Barbara Demeneix

Biography

Barbara Demeneix

Barbara Demeneix is Professor and Head of Department in the Natural History Museum, Paris, France. She is an internationally recognized expert on thyroid function and endocrine disruption, aging and neural stem cells.
The author of over 150 scientific publications, she has coordinated large-scale European projects on different aspects of endocrine research, notably thyroid function and aging.
She has received numerous awards for her work, notably the CNRS Medal for Innovation in 2014 and the Mentorship Award for 2011 from the journal ‘Nature’.
In 2014 she was promoted to ‘Officer’ of the French Legion d’Honneur by the French government for her scientific achievements.
In 2014 she published ‘Losing our Minds: How Environmental Pollution Impairs Human Intelligence and Mental Health’ (OUP).

Environmental Chemicals and the increased incidence of Autism Spectrum Disorders.

Barbara Demeneix, Professor and Head of Dept., Sorbonne Universities, UMR CNRS MNHN 7221, Evolution of Endocrine Regulations, 75231 Paris, France.
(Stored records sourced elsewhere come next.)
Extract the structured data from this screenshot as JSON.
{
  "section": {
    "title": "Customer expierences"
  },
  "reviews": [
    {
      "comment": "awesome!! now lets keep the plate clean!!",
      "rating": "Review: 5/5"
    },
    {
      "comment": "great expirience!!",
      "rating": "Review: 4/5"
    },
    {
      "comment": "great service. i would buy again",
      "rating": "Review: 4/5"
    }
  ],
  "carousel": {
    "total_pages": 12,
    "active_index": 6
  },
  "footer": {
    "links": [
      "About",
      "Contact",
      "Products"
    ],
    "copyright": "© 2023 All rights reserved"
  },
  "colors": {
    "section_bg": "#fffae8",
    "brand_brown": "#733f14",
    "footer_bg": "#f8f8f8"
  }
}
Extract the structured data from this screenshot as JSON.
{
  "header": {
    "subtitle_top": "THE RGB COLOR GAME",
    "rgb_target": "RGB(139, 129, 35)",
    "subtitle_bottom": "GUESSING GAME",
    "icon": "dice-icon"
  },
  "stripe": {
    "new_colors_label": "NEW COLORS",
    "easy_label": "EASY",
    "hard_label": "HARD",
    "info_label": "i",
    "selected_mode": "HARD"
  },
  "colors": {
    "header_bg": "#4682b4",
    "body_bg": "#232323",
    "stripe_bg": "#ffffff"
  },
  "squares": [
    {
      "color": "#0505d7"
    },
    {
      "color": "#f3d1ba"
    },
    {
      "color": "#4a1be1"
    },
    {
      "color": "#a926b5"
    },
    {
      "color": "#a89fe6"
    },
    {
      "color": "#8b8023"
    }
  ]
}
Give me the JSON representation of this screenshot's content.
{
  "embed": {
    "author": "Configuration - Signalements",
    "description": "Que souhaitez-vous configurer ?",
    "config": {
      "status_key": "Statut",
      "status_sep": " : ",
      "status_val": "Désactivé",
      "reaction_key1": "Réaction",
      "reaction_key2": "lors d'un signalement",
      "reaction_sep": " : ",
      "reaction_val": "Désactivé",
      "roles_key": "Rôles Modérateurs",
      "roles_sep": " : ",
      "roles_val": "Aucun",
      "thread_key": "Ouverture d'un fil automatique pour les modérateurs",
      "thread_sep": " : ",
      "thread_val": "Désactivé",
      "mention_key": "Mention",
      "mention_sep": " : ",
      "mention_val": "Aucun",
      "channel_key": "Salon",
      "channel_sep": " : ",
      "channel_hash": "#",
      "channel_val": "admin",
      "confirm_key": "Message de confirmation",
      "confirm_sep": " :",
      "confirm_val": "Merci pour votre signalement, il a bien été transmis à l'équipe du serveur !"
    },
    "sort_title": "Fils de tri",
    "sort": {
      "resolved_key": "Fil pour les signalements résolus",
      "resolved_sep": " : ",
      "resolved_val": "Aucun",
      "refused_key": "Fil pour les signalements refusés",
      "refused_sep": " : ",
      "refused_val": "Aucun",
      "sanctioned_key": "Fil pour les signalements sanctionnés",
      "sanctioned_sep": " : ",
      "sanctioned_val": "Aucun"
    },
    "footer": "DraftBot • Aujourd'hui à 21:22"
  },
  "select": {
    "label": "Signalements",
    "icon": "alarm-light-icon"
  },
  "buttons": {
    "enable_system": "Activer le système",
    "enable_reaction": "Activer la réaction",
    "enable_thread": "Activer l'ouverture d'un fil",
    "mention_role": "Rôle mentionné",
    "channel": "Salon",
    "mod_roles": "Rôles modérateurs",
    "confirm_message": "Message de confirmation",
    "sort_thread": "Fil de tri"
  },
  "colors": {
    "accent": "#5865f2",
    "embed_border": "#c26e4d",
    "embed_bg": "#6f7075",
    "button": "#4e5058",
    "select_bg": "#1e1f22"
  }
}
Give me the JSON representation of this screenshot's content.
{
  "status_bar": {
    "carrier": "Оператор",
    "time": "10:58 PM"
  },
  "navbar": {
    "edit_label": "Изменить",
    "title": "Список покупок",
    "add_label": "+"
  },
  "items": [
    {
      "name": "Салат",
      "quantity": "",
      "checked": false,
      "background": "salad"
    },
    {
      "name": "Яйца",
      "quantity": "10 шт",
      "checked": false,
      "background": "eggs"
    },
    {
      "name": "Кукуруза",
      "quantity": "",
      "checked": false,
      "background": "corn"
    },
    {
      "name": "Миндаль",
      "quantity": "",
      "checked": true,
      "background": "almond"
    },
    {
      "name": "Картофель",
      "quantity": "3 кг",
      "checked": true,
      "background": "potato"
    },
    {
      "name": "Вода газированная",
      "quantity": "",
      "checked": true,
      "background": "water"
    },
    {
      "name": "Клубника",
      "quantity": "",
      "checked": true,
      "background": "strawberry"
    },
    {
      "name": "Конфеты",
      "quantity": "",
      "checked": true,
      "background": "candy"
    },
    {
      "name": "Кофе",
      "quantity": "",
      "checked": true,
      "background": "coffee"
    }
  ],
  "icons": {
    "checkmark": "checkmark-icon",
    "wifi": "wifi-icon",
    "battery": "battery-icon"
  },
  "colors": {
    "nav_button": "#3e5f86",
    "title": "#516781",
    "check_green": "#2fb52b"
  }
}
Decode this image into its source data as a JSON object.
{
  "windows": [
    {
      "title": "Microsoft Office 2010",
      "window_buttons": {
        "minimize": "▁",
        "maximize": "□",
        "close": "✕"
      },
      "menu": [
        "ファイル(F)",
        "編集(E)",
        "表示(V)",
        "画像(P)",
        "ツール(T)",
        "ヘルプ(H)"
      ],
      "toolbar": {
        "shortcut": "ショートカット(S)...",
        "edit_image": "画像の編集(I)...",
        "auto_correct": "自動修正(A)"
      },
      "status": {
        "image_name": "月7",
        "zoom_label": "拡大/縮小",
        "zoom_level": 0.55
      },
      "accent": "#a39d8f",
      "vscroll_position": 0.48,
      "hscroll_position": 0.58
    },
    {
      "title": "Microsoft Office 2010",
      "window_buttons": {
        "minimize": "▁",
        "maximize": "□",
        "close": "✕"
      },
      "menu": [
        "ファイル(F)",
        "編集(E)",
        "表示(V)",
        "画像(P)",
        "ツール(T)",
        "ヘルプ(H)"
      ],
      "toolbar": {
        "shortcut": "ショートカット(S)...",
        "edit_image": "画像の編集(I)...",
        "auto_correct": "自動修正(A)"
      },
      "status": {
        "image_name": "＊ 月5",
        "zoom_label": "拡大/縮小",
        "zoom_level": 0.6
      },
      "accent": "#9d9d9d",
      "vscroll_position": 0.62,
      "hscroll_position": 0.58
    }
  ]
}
We are witnessing an unprecedented and dramatic increase in Autism Spectrum Disorders (ASD) incidence. Although, changes in diagnosis and awareness could have contributed to some of the increase, many authors consider that environmental factors, possibly exacerbating genetic susceptibilities, are implicated[1]. Four main arguments support this hypothesis. First, increasing numbers of chemicals are found routinely in human amniotic fluid. These include, pesticides, plasticizers (such as phthalates, BPA), nitrates, perchlorate, antimicrobials (such as Triclosan), flame-retardants, surfactants and mercury (produced by fossil fuel burning). Second, many of these chemical categories can interfere with thyroid hormone signaling, a signaling pathway essential for orchestrating brain development. Third, prenatal exposure to some of these chemicals, such as organophosphate pesticides are already documented as being associated with increased ASD risk. Fourth, production of many of these chemicals has risen exponentially in the last few decades, continually increasing exposure. I will present and discuss data from my team showing that cocktails of these chemicals found in amniotic fluid can interfere with thyroid hormone signaling and brain development, affecting genes and developmental pathways (neuronal proliferation, migration) that are regularly associated with ASD.